A game that deserves merit for its emotional and artistic endeavour, if for nothing else. When the vast array of side missions, exploration and mini-games are added in, this is nothing short of a superb gaming experience.
The game begins with you as John Marston, a man with a troubled past that keeps coming back to haunt him. The government is holding your wife and son hostage until you make amends for your previous criminal behaviour by killing your old gang friends. This is the backdrop for a story about the final days of the “Wild West” and all of the criminal gangs, vigilantes and common people caught in the crossfire. The story will explore the problems in both
America and at the turn of the 20th century, and issues arising between these civil war torn nations. Don’t expect a piece that can be verified in the history books, just a snapshot of some of the bigger problems facing the citizens of nations undergoing great change and upheaval. Mexico
Your role as a player means that you will learn to carry out some of the tasks needed as a cowboy, such as cattle herding, lassoing and breaking wild horses, patrolling the corral at night to ward off rustlers. You will also have to ride and race carriages, hunt and skin all manner of wildlife and enjoy contemporary games such as poker and blackjack. This is the homely and authentic side to the game, which is yours to pick up and put down whenever you see fit. I found myself spending hours hunting for all of the different species in the game, and chuckling to myself as I went and sold off all of their hides for a ridiculous mark-up – go early capitalism!
The other side to the game is as a gunslinger- getting into duels in the main street of prairie towns, acting as a vigilante to return stolen goods to innocent townsfolk and hunting down all of your old accomplices to get your wife and son back. This is where the game becomes a little bit too “Hollywood”, with certain missions where you use a mounted gun to kill half of the Mexican Army and then no-one bats an eyelid when you turn up the next day hoping to get a bit of work form them. Another slight issue is the “Auto-Aim” system, which meant that as soon as you pull out your gun your aim snaps instantaneously to a bird of prey flying 500 metres away, totally ruining any satisfaction you got from killing it. That aside, the shooting sections can be very thrilling and enjoyable, and with the combat never feeling too difficult the story progresses quite a pace which may have been ruined with a more challenging difficulty level.

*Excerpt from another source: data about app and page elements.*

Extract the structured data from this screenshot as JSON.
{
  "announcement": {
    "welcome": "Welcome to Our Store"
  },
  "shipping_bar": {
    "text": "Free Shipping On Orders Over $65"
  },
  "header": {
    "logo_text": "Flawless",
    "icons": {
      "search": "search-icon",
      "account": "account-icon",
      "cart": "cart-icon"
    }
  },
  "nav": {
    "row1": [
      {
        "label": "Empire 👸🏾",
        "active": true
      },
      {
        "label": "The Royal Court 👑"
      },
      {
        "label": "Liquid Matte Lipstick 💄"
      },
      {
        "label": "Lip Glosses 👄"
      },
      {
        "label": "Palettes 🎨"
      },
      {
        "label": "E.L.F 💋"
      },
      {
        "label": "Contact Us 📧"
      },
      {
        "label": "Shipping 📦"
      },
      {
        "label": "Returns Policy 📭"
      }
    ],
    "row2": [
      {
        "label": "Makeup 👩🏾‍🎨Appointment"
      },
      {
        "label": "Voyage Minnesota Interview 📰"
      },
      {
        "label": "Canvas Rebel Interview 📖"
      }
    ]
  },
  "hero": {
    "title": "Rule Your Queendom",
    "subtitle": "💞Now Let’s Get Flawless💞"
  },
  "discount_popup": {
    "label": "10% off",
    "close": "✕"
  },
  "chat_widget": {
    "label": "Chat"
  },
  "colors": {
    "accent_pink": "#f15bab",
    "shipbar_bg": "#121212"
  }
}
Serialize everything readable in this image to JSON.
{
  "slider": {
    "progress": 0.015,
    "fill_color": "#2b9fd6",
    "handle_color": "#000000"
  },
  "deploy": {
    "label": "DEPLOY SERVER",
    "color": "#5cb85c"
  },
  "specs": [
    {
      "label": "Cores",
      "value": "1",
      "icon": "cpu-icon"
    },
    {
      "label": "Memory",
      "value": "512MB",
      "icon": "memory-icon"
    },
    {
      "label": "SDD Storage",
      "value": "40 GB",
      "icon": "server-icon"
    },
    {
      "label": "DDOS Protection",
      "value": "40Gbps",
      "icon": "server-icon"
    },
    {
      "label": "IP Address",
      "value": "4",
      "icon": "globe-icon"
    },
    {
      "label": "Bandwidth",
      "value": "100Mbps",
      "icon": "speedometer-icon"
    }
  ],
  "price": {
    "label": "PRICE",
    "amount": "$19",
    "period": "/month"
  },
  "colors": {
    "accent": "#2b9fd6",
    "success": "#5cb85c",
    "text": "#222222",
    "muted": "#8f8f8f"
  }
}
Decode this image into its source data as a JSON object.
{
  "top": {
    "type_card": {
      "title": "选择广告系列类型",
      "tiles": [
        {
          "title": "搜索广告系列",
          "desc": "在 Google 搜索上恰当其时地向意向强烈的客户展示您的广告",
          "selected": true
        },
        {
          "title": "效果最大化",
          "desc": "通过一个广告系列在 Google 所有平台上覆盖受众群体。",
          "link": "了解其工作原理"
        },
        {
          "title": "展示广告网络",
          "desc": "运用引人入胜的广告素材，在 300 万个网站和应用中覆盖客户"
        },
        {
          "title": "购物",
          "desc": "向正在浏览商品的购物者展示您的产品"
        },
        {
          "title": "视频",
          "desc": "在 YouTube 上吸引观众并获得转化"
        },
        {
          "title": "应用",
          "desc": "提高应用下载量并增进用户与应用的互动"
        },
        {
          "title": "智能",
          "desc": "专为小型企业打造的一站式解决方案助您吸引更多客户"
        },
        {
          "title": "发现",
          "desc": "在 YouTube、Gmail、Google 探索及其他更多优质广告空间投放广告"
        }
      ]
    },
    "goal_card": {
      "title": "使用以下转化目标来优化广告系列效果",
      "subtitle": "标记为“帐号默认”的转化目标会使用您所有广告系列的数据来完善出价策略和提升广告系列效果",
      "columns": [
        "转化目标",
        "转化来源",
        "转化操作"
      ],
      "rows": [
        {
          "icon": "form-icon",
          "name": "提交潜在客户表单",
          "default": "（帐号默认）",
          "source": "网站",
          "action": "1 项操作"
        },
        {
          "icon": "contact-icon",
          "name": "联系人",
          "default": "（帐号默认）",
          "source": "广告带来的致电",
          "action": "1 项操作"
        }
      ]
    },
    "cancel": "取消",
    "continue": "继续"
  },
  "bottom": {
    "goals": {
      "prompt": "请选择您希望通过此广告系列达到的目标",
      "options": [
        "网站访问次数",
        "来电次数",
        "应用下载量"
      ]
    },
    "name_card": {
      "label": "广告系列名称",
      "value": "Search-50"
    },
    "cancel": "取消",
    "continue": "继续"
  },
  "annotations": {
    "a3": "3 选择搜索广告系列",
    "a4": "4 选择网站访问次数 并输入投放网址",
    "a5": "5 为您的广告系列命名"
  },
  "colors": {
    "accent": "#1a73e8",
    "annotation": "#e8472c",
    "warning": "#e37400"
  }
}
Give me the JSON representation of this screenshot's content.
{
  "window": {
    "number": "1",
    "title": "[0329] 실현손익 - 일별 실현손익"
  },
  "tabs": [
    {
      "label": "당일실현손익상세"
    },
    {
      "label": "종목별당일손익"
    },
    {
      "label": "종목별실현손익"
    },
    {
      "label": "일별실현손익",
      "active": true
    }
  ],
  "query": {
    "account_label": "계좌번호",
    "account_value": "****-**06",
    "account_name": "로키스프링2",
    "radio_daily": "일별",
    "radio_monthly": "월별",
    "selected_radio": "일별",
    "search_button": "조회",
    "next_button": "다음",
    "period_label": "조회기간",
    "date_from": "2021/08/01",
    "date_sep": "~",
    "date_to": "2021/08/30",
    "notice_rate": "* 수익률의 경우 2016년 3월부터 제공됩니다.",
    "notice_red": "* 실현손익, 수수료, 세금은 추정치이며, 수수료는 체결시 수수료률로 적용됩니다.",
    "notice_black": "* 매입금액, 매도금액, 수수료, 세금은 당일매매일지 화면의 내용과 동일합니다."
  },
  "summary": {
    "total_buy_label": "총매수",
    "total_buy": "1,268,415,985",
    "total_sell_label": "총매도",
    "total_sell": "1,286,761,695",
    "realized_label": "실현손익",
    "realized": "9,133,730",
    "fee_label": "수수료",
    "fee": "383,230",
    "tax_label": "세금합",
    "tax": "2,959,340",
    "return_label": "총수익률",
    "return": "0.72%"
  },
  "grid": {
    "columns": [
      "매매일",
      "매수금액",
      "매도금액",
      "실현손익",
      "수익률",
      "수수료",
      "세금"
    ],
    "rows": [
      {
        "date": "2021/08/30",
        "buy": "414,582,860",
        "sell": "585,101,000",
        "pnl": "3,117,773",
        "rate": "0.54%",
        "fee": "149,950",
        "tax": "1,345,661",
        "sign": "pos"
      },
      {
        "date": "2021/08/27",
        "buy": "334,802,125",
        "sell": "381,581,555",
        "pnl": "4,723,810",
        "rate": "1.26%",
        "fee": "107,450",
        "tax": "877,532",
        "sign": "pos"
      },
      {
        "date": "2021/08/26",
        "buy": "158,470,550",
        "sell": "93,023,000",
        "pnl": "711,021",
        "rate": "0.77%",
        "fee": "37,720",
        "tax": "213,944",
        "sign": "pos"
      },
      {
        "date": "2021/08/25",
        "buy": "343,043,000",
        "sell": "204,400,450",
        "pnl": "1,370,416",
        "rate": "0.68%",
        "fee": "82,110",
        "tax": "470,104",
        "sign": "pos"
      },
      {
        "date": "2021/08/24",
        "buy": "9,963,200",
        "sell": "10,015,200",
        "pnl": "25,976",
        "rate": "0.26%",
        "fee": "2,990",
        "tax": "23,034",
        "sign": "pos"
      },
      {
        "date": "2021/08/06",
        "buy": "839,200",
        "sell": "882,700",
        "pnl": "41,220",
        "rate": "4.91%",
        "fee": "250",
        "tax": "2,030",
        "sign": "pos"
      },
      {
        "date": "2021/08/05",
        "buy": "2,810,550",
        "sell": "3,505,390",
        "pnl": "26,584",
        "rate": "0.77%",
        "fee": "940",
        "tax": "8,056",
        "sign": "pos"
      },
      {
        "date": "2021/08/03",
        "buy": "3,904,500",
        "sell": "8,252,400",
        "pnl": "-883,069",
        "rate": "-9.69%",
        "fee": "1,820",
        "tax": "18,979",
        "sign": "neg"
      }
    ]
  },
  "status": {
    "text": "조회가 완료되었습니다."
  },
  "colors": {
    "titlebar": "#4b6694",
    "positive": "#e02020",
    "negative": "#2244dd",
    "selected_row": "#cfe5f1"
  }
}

The graphics are as good as can be expected for a Rockstar sandbox game and although some of the finer details do look a little crappy, the wide landscapes that you ride through on your trusty steed are breathtakingly gorgeous, which totally makes up for it.
The sound is perfectly fitting on the whole, the towns having a hubbub and bustle that makes them feel all the more real. The slight noises of the wildlife out in the deserts are how you track some of the smaller creatures and this is brilliant and adds to the immersion. The only negative point regarding the sound is that the soundtrack can feel a bit out of place, with funky bass parts that may have complemented a spaghetti western but not an immersive gaming experience.
The main reason that the game deserves so much credit is in the last few missions. No spoilers here, but it is in the confusion and calm that follows the hunt for your gang friends that makes the ending so utterly shocking. There is also a bit left up to you as to how the game should finish, should you seek vengeance or seek to let the past die? No other game has made me care about the lead and supporting characters so much that when the game does not offer the standard blockbuster finish, you realise what it has done. It has sacrificed the clichéd finale for an ending that moves the player, and I feel that Rockstar has done this perfectly. Trust me, it nearly brought me to tears.
With the wealth of loose ends to tie up and extra costumes/guns/trophies to acquire, even after the ending I found myself carrying on to work towards 100%. Not many games make me play on after completion but it is a testament to this games appeal that I did.
There is also an online element to consider, but I have not yet had the chance to explore this – damn internet not letting me play my games!
So, overall there is quite a few small gripes about the game but only because they stain what is actually a unique and powerful experience – one that I will remember for a long time to come.
Rating – 91%